Source records
'''

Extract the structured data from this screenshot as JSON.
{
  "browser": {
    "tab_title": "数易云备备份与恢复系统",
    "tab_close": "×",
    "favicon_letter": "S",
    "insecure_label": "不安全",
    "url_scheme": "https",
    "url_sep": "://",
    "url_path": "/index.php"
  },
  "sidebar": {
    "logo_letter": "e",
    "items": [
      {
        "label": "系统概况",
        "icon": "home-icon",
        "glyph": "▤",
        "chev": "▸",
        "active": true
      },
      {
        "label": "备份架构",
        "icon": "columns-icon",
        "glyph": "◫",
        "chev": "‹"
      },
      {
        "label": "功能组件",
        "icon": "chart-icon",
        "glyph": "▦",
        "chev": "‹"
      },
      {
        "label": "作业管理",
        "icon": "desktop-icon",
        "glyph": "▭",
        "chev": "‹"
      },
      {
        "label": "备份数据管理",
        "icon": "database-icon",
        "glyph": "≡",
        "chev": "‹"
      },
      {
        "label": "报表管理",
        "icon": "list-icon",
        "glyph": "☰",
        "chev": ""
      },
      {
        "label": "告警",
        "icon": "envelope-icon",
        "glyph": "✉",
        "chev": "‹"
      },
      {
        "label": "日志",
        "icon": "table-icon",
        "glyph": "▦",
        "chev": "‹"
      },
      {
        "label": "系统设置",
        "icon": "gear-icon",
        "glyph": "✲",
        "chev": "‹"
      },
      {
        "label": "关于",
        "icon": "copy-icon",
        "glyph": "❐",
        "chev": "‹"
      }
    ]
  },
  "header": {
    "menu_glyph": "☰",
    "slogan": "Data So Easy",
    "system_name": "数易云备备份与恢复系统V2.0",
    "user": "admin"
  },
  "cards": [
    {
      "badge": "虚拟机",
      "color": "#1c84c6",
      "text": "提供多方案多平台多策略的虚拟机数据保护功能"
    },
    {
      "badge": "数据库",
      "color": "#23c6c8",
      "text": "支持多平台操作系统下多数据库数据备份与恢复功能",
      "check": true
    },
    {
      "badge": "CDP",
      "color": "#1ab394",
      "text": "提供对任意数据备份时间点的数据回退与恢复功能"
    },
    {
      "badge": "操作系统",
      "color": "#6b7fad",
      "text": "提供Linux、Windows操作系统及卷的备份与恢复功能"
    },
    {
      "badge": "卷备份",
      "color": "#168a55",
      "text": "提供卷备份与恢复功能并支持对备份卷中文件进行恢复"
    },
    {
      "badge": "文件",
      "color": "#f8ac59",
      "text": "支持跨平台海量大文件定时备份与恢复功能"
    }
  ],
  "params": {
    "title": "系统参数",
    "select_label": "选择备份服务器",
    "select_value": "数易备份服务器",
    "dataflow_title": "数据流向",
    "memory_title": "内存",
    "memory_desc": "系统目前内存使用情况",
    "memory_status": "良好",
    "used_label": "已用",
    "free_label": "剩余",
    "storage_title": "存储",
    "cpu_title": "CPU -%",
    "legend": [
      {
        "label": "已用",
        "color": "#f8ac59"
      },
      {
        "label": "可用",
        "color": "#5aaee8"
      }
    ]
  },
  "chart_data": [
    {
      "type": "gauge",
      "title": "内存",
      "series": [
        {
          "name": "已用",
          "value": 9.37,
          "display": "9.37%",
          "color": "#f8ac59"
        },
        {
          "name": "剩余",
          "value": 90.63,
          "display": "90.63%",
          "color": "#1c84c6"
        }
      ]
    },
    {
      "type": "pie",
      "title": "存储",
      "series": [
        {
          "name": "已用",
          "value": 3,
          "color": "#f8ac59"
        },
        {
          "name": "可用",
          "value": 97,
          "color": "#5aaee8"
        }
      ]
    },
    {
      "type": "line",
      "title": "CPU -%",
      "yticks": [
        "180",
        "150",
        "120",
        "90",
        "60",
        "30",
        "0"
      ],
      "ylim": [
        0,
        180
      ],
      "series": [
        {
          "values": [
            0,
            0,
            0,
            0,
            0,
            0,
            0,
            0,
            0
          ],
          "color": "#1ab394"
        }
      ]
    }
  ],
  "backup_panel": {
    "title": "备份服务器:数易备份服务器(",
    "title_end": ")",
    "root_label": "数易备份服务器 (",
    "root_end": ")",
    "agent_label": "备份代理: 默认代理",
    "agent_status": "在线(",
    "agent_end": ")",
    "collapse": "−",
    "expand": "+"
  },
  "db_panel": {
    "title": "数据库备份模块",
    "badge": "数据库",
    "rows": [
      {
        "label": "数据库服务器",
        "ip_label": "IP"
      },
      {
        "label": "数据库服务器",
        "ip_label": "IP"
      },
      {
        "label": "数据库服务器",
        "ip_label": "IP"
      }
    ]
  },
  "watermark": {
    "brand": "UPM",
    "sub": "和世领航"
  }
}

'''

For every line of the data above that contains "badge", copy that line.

      "badge": "虚拟机",
      "badge": "数据库",
      "badge": "CDP",
      "badge": "操作系统",
      "badge": "卷备份",
      "badge": "文件",
    "badge": "数据库",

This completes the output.